Also, if you’re enjoying The Run Loop, please tell a friend, review the show on iTunes, and recommend it in Overcast.
Manton Reece has four days to go on his “Indie Microblogging” Kickstarter, and he still needs our help. He’s trying to create an ad-free open platform for microblogging where people own their own data and can take it where they please. Right now he’s at $68,620 of his original $10,000 goal — which is fantastic. Manton has built safety into the platform with a feature he calls “Safe Replies” to fight abuse, but if he reaches his stretch goal of $80,000 he can hire community manager to make the service even better:

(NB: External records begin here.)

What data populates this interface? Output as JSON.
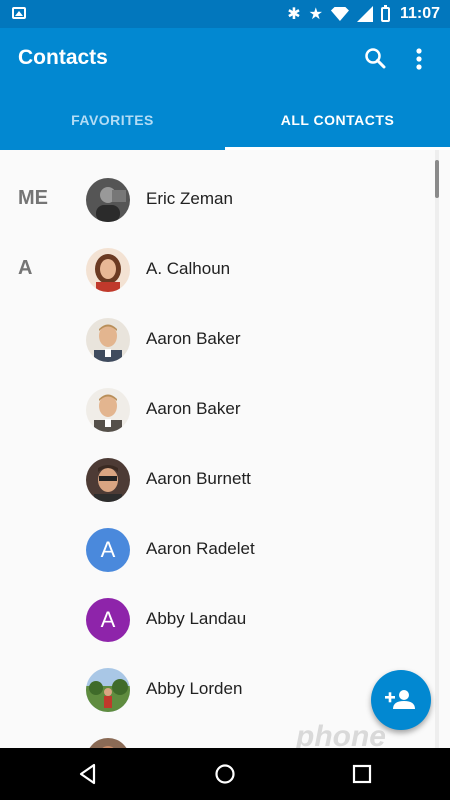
{
  "status_bar": {
    "time": "11:07"
  },
  "app_bar": {
    "title": "Contacts"
  },
  "tabs": [
    {
      "label": "FAVORITES",
      "active": false
    },
    {
      "label": "ALL CONTACTS",
      "active": true
    }
  ],
  "contacts": [
    {
      "section": "ME",
      "name": "Eric Zeman",
      "avatar": "photo"
    },
    {
      "section": "A",
      "name": "A. Calhoun",
      "avatar": "photo"
    },
    {
      "section": "",
      "name": "Aaron Baker",
      "avatar": "photo"
    },
    {
      "section": "",
      "name": "Aaron Baker",
      "avatar": "photo"
    },
    {
      "section": "",
      "name": "Aaron Burnett",
      "avatar": "photo"
    },
    {
      "section": "",
      "name": "Aaron Radelet",
      "avatar": "letter",
      "letter": "A",
      "color": "#4a89dc"
    },
    {
      "section": "",
      "name": "Abby Landau",
      "avatar": "letter",
      "letter": "A",
      "color": "#8e24aa"
    },
    {
      "section": "",
      "name": "Abby Lorden",
      "avatar": "photo"
    }
  ],
  "watermark": "phone scoop",
  "colors": {
    "status_bar": "#0277bd",
    "app_bar": "#0288d1",
    "fab": "#0288d1"
  }
}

If the Kickstarter reaches $80,000, I will use some of the money to make my very first part-time hire for Micro.blog: a community manager. The community manager will help set the tone for the service, work on documentation and best practices, and be responsible for curation when Safe Replies fails to automatically catch emerging problems.

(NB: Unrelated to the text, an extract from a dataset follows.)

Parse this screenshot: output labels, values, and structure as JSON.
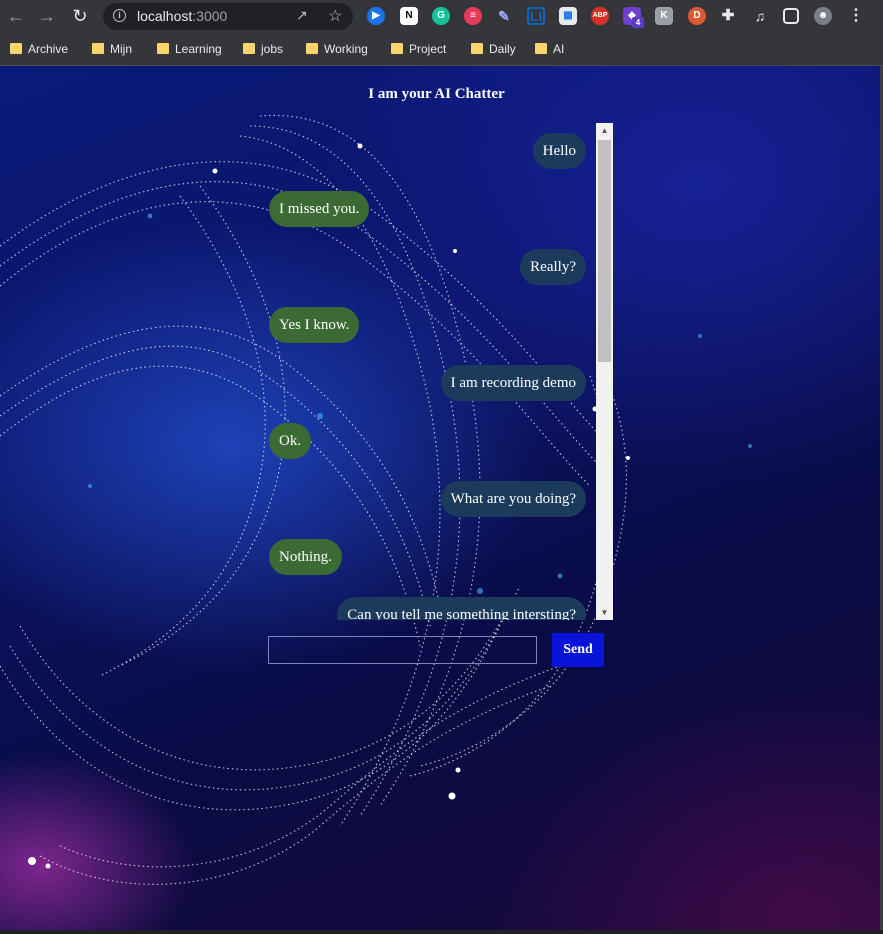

I’m going to up the amount that I’m in for. If you haven’t already pledged to help — and you can — you should.
Managing third party code on iOS has always been a pain. In the past 9 years or so I’ve done everything from dragging source directly into projects, to Git submodules, to CocoaPods, to Carthage, to Git submodules again. Right now I’m using CocoaPods.
I’ve had three problems with CocoaPods from the beginning:
- It messes with my Xcode project files.
- It stops working for me all the time.
- I don’t want to mess around with Ruby gems.
While the first issue seems pretty much intractable, the CocoaPods app seems to (potentially) fix the second two by bundling its own Ruby environment in the app. Because it’s from the people who make CocoaPods, I assume it’ll keep updated to match the command line tool.
The app itself is pretty barebones. I’d love to see a future version let me see what updates are available for my pods from within the app and abstract away me having to edit the podfile by hand. Either way, I’m going to give it a shot. You can check it out on the CocoaPods website.
Brent is harping on limitations you hit when trying to use protocol oriented programming in Swift:
But these days we’re smarter: we use protocols. There’s no reason Folder and File should descend from the same class — they’re almost entirely different, and inheritance is a pain to deal with, so we use protocols instead.
And we’re happy. It works great.
I hit something like this yesterday. So no, it’s not just him.